This morning was our first adventure into the domestic flying experience in Myanmar. Very interesting check in process – the fastest we have ever encountered! There were no other passengers at the check in counter, some tiny but strong guys in uniforms lifted our bags onto a gigantic old fashioned scale (just like the tall ones I used to beg my mother to let me ‘have a go on’ when I saw them when shopping), then we were escorted with our bags on a trolley to the security check point. All painless, swift, and many more smiles than the US airport officials.
Our flight with Air Mandalay to Ngapali was via Sittwe – very like a bus trip in that you rarely have direct flights, but stop to let people off and have others join you. It was more than a tad disconcerting when on the ground during ‘pick up’, permission was granted for one woman to hop off and have a cigarette – never mind the refuelling going on next to the plane!!
Our accommodation, Amazing Ngapali Resort, was 5 minutes from the airport, so the transfer was fast, if a little bumpy in the old 1950s spruced up bone-shaker army vehicle. This hotel got so many things right in so many areas that I wouldn’t hesitate to return. Admittedly, some of things are beyond their control, like the surprisingly warm and therapeutic water of the Bay of Bengal and the deserted and private beach and the perfect ‘Goldilocks’ weather. The design of the villas and bungalows worked very well, and were of a size that allowed friends to gather on the decks for a chat or in the rooms after dinner for a nightcap. To be able to walk 7m from your deck onto the sand, straight to your own personal lounge chair and umbrella on the beach was too perfect – we spent most of our 2 days in this one spot, just stirring for sustenance. We enjoyed (and endured!) one of the best massages we’d ever had in the onsite spa and didn’t indulge in more only because the warmest ocean water since our visit to Fiji kept calling us! (And having the luxury of time to actually plough through a book was just too precious!)
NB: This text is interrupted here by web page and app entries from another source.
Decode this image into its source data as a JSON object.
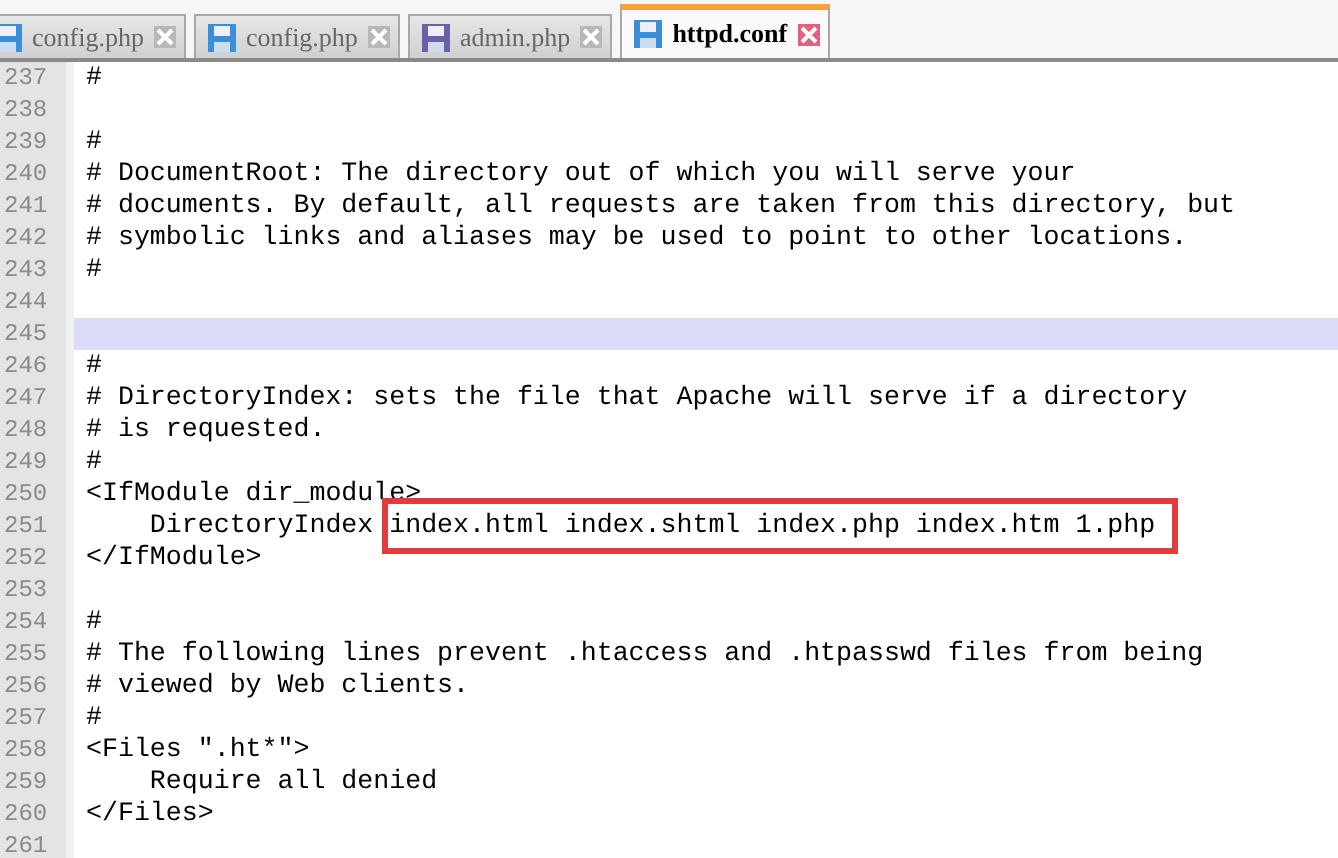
{
  "tabs": [
    {
      "label": "config.php",
      "selected": false,
      "color": "#3a8fd8"
    },
    {
      "label": "config.php",
      "selected": false,
      "color": "#3a8fd8"
    },
    {
      "label": "admin.php",
      "selected": false,
      "color": "#6a5fa8"
    },
    {
      "label": "httpd.conf",
      "selected": true,
      "color": "#3a8fd8"
    }
  ],
  "lines": [
    {
      "number": "237",
      "text": "#",
      "current": false
    },
    {
      "number": "238",
      "current": false
    },
    {
      "number": "239",
      "text": "#",
      "current": false
    },
    {
      "number": "240",
      "text": "# DocumentRoot: The directory out of which you will serve your",
      "current": false
    },
    {
      "number": "241",
      "text": "# documents. By default, all requests are taken from this directory, but",
      "current": false
    },
    {
      "number": "242",
      "text": "# symbolic links and aliases may be used to point to other locations.",
      "current": false
    },
    {
      "number": "243",
      "text": "#",
      "current": false
    },
    {
      "number": "244",
      "current": false
    },
    {
      "number": "245",
      "current": true
    },
    {
      "number": "246",
      "text": "#",
      "current": false
    },
    {
      "number": "247",
      "text": "# DirectoryIndex: sets the file that Apache will serve if a directory",
      "current": false
    },
    {
      "number": "248",
      "text": "# is requested.",
      "current": false
    },
    {
      "number": "249",
      "text": "#",
      "current": false
    },
    {
      "number": "250",
      "text": "<IfModule dir_module>",
      "current": false
    },
    {
      "number": "251",
      "text": "    DirectoryIndex ",
      "annotation": "index.html index.shtml index.php index.htm 1.php",
      "current": false
    },
    {
      "number": "252",
      "text": "</IfModule>",
      "current": false
    },
    {
      "number": "253",
      "current": false
    },
    {
      "number": "254",
      "text": "#",
      "current": false
    },
    {
      "number": "255",
      "text": "# The following lines prevent .htaccess and .htpasswd files from being",
      "current": false
    },
    {
      "number": "256",
      "text": "# viewed by Web clients.",
      "current": false
    },
    {
      "number": "257",
      "text": "#",
      "current": false
    },
    {
      "number": "258",
      "text": "<Files \".ht*\">",
      "current": false
    },
    {
      "number": "259",
      "text": "    Require all denied",
      "current": false
    },
    {
      "number": "260",
      "text": "</Files>",
      "current": false
    },
    {
      "number": "261",
      "current": false
    }
  ]
}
Dinner was had in the resort restaurant – sharing a lobster and grilled vegetables. When placing the order, the waitress took us by the arm to the BBQ, all the while shaking her head. There was only one small lobster left in the large ice-filled viewing trough, along side the many fish, crabs and prawns. She was very concerned that our lobster was far too small to share, but it was sweet and tasty, and we were more than happy for the extra vegetables we were given to make up for the crustacean’s peachy puniness!
Some more educational morsels about Myanmar that may be of interest. There is a kind of national service expectation as a monk in the this very Buddhist country – it is compulsory for every man to at some time in his life to spend time as a monk. Now this time might be as short as a week when he is 14 or it can be a life of devotion to the faith. If he is married at the time he chooses to ‘serve’, he must ask his wife’s permission before he is allowed to enter the monastery – just in case it ends up appealing to him more than his married life and he doesn’t want to ‘go back’! Interestingly, there is no such compulsory service for women as nuns. Maybe to many would stay there!!
Another quirky fact about Myanmar is that while they drive on the right hand side of the road, nearly all of the cars are right hand drive (!!), which makes overtaking a real risky venture – and there is a heck of a lot of that! What’s even more strange, is that while some new cars are left hand drive, most people still choose to buy a right hand drive vehicle cause that’s how they’ve always driven!
Our travel agent on this trip was Kyaw Khaing at One Stop Myanmar. He handled all of our internal flights, transfers and tours. We were very impressed with his efficiency, helpfulness, excellent advice, friendliness and price!